An ectopic pregnancy occurs when a fertilized egg implants somewhere other than the uterus/ womb, usually in a fallopian tube, abdominal cavity, or cervix.
A fertilized egg can’t properly grow anywhere other than the uterus and its growth may damage the tube and surrounding structures. This may lead to loss of the pregnancy or a medical emergency for the pregnant woman.
How common is this?
An ectopic pregnancy is usually discovered between the 5th and 14th week of pregnancy and occurs in up to 1 out of every 90 pregnancies.
What causes an ectopic pregnancy?

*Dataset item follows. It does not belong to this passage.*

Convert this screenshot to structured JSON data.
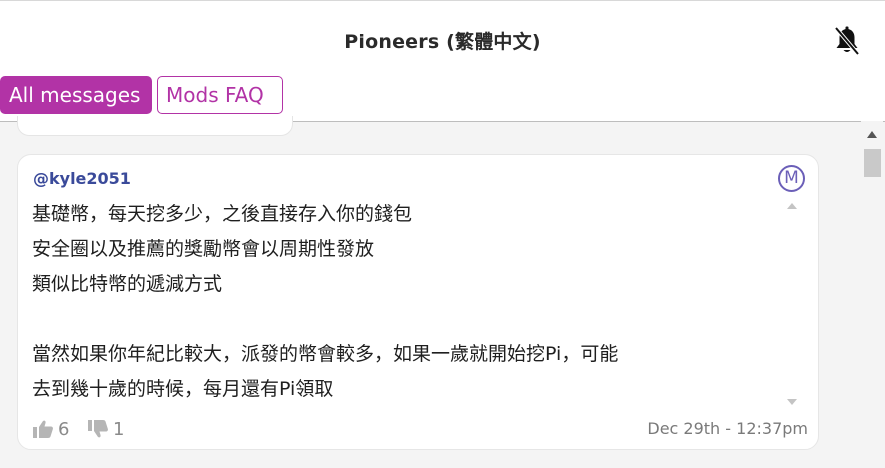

The following conditions have been linked to an ectopic pregnancy:
  • Inflammation and scarring of the fallopian tubes from a previous medical condition, infection, or surgery
  • Hormonal factors
  • Genetic abnormalities
  • Birth defects
  • Medical conditions that affect the shape and condition of the fallopian tubes and reproductive organs
What are the symptoms of an ectopic pregnancy?
Common symptoms include:
  • Vaginal bleeding
  • Nausea and vomiting
  • Lower abdominal pain, often on one side of the body
  • Sharp abdominal cramps
  • Diarrhea or vomiting
  • Dizziness or weakness
  • Pain in the shoulder tip, neck, or rectum
  • If the fallopian tube ruptures, the pain, and bleeding could be severe
If you experience any of the symptoms listed above during pregnancy, seek medical advice immediately.
What are the treatment options?
If an ectopic is discovered, the surgeon can use laparoscopy (keyhole surgery) to cut the tube and remove the pregnancy, leaving the tube intact if it can be repaired. Laparoscopy has advantages over open abdominal surgery because the operation is quicker, less blood is lost during surgery, you don’t need to stay in the hospital for as long, and less analgesia (pain-killing medicine) is needed.
Whether the tube and pregnancy are removed altogether, or the pregnancy is removed and the tube repaired depends on how damaged the tube is, the health of your other fallopian tube and your desire for future pregnancy. If the tube has ruptured, doctors usually recommend abdominal surgery, because it is the quickest way to reduce blood loss. In some cases, a blood transfusion may be needed to replace lost blood.
In a small percentage of women, usually in cases where the tube has been saved (about 4 percent with keyhole surgery and 8 percent with open surgery) the pregnancy continues to grow and needs treatment with the drug methotrexate, which terminates